Work item: All of these records need to be duplicated exactly.

Items from a dataset:

──────────────────────────────

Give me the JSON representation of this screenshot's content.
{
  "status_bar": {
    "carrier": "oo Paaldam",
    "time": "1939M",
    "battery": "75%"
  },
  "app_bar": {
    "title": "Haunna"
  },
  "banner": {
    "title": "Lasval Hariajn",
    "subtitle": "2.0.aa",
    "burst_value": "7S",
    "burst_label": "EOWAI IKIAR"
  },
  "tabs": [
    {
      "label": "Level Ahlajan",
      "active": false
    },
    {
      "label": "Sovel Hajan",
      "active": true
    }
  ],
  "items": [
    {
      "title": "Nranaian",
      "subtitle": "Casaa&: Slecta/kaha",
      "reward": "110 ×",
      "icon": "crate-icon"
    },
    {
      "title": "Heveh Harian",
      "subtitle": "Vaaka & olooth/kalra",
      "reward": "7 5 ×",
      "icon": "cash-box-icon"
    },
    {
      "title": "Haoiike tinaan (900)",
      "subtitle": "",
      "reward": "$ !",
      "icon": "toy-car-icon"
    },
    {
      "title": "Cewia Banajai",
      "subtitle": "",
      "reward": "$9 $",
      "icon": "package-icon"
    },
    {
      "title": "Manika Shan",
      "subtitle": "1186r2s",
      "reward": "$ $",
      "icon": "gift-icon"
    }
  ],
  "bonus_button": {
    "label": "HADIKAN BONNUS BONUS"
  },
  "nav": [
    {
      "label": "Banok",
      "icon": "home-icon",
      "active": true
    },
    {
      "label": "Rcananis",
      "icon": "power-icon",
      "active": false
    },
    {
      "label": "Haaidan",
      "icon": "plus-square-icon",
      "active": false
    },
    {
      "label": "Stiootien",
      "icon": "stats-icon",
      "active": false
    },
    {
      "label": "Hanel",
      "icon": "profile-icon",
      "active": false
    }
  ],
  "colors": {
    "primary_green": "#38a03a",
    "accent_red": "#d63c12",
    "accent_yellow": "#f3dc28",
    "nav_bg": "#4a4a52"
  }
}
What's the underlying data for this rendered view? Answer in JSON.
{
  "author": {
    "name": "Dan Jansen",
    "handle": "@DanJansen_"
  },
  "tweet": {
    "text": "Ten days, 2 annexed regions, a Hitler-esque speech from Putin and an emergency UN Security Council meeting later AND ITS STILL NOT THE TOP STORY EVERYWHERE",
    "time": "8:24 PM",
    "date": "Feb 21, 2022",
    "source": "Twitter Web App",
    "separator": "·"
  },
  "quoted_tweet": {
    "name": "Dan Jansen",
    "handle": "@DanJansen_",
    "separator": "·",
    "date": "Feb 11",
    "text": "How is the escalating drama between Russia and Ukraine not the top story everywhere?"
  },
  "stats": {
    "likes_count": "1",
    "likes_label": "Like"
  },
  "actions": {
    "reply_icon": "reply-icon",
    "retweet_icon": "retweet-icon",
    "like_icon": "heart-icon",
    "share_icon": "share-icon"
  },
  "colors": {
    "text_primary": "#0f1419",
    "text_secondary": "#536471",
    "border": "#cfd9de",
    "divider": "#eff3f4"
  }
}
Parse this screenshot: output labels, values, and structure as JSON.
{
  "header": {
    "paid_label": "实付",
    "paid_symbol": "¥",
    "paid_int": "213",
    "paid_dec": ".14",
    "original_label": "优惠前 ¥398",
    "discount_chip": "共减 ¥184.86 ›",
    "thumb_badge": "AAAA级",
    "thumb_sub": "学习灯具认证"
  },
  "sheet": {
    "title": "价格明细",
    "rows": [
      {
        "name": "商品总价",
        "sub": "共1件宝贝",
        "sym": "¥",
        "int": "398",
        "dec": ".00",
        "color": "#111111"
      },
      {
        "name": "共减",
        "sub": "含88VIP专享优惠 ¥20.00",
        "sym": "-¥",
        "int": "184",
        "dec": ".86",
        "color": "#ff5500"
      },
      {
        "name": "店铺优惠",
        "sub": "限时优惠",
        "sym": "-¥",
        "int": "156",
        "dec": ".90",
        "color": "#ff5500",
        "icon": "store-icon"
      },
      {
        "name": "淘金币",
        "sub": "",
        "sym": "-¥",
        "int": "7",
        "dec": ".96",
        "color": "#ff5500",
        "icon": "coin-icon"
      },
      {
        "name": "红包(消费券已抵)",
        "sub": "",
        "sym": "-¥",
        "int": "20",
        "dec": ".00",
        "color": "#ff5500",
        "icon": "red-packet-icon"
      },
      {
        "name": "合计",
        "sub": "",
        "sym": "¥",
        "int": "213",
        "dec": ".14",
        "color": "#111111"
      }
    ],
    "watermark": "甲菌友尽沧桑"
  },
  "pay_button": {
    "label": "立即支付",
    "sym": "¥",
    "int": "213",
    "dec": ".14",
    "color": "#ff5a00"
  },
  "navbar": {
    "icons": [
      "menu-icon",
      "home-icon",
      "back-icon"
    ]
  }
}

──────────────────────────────

Task solution:
Give me the JSON representation of this screenshot's content.
{
  "status_bar": {
    "carrier": "oo Paaldam",
    "time": "1939M",
    "battery": "75%"
  },
  "app_bar": {
    "title": "Haunna"
  },
  "banner": {
    "title": "Lasval Hariajn",
    "subtitle": "2.0.aa",
    "burst_value": "7S",
    "burst_label": "EOWAI IKIAR"
  },
  "tabs": [
    {
      "label": "Level Ahlajan",
      "active": false
    },
    {
      "label": "Sovel Hajan",
      "active": true
    }
  ],
  "items": [
    {
      "title": "Nranaian",
      "subtitle": "Casaa&: Slecta/kaha",
      "reward": "110 ×",
      "icon": "crate-icon"
    },
    {
      "title": "Heveh Harian",
      "subtitle": "Vaaka & olooth/kalra",
      "reward": "7 5 ×",
      "icon": "cash-box-icon"
    },
    {
      "title": "Haoiike tinaan (900)",
      "subtitle": "",
      "reward": "$ !",
      "icon": "toy-car-icon"
    },
    {
      "title": "Cewia Banajai",
      "subtitle": "",
      "reward": "$9 $",
      "icon": "package-icon"
    },
    {
      "title": "Manika Shan",
      "subtitle": "1186r2s",
      "reward": "$ $",
      "icon": "gift-icon"
    }
  ],
  "bonus_button": {
    "label": "HADIKAN BONNUS BONUS"
  },
  "nav": [
    {
      "label": "Banok",
      "icon": "home-icon",
      "active": true
    },
    {
      "label": "Rcananis",
      "icon": "power-icon",
      "active": false
    },
    {
      "label": "Haaidan",
      "icon": "plus-square-icon",
      "active": false
    },
    {
      "label": "Stiootien",
      "icon": "stats-icon",
      "active": false
    },
    {
      "label": "Hanel",
      "icon": "profile-icon",
      "active": false
    }
  ],
  "colors": {
    "primary_green": "#38a03a",
    "accent_red": "#d63c12",
    "accent_yellow": "#f3dc28",
    "nav_bg": "#4a4a52"
  }
}
What's the underlying data for this rendered view? Answer in JSON.
{
  "author": {
    "name": "Dan Jansen",
    "handle": "@DanJansen_"
  },
  "tweet": {
    "text": "Ten days, 2 annexed regions, a Hitler-esque speech from Putin and an emergency UN Security Council meeting later AND ITS STILL NOT THE TOP STORY EVERYWHERE",
    "time": "8:24 PM",
    "date": "Feb 21, 2022",
    "source": "Twitter Web App",
    "separator": "·"
  },
  "quoted_tweet": {
    "name": "Dan Jansen",
    "handle": "@DanJansen_",
    "separator": "·",
    "date": "Feb 11",
    "text": "How is the escalating drama between Russia and Ukraine not the top story everywhere?"
  },
  "stats": {
    "likes_count": "1",
    "likes_label": "Like"
  },
  "actions": {
    "reply_icon": "reply-icon",
    "retweet_icon": "retweet-icon",
    "like_icon": "heart-icon",
    "share_icon": "share-icon"
  },
  "colors": {
    "text_primary": "#0f1419",
    "text_secondary": "#536471",
    "border": "#cfd9de",
    "divider": "#eff3f4"
  }
}
Parse this screenshot: output labels, values, and structure as JSON.
{
  "header": {
    "paid_label": "实付",
    "paid_symbol": "¥",
    "paid_int": "213",
    "paid_dec": ".14",
    "original_label": "优惠前 ¥398",
    "discount_chip": "共减 ¥184.86 ›",
    "thumb_badge": "AAAA级",
    "thumb_sub": "学习灯具认证"
  },
  "sheet": {
    "title": "价格明细",
    "rows": [
      {
        "name": "商品总价",
        "sub": "共1件宝贝",
        "sym": "¥",
        "int": "398",
        "dec": ".00",
        "color": "#111111"
      },
      {
        "name": "共减",
        "sub": "含88VIP专享优惠 ¥20.00",
        "sym": "-¥",
        "int": "184",
        "dec": ".86",
        "color": "#ff5500"
      },
      {
        "name": "店铺优惠",
        "sub": "限时优惠",
        "sym": "-¥",
        "int": "156",
        "dec": ".90",
        "color": "#ff5500",
        "icon": "store-icon"
      },
      {
        "name": "淘金币",
        "sub": "",
        "sym": "-¥",
        "int": "7",
        "dec": ".96",
        "color": "#ff5500",
        "icon": "coin-icon"
      },
      {
        "name": "红包(消费券已抵)",
        "sub": "",
        "sym": "-¥",
        "int": "20",
        "dec": ".00",
        "color": "#ff5500",
        "icon": "red-packet-icon"
      },
      {
        "name": "合计",
        "sub": "",
        "sym": "¥",
        "int": "213",
        "dec": ".14",
        "color": "#111111"
      }
    ],
    "watermark": "甲菌友尽沧桑"
  },
  "pay_button": {
    "label": "立即支付",
    "sym": "¥",
    "int": "213",
    "dec": ".14",
    "color": "#ff5a00"
  },
  "navbar": {
    "icons": [
      "menu-icon",
      "home-icon",
      "back-icon"
    ]
  }
}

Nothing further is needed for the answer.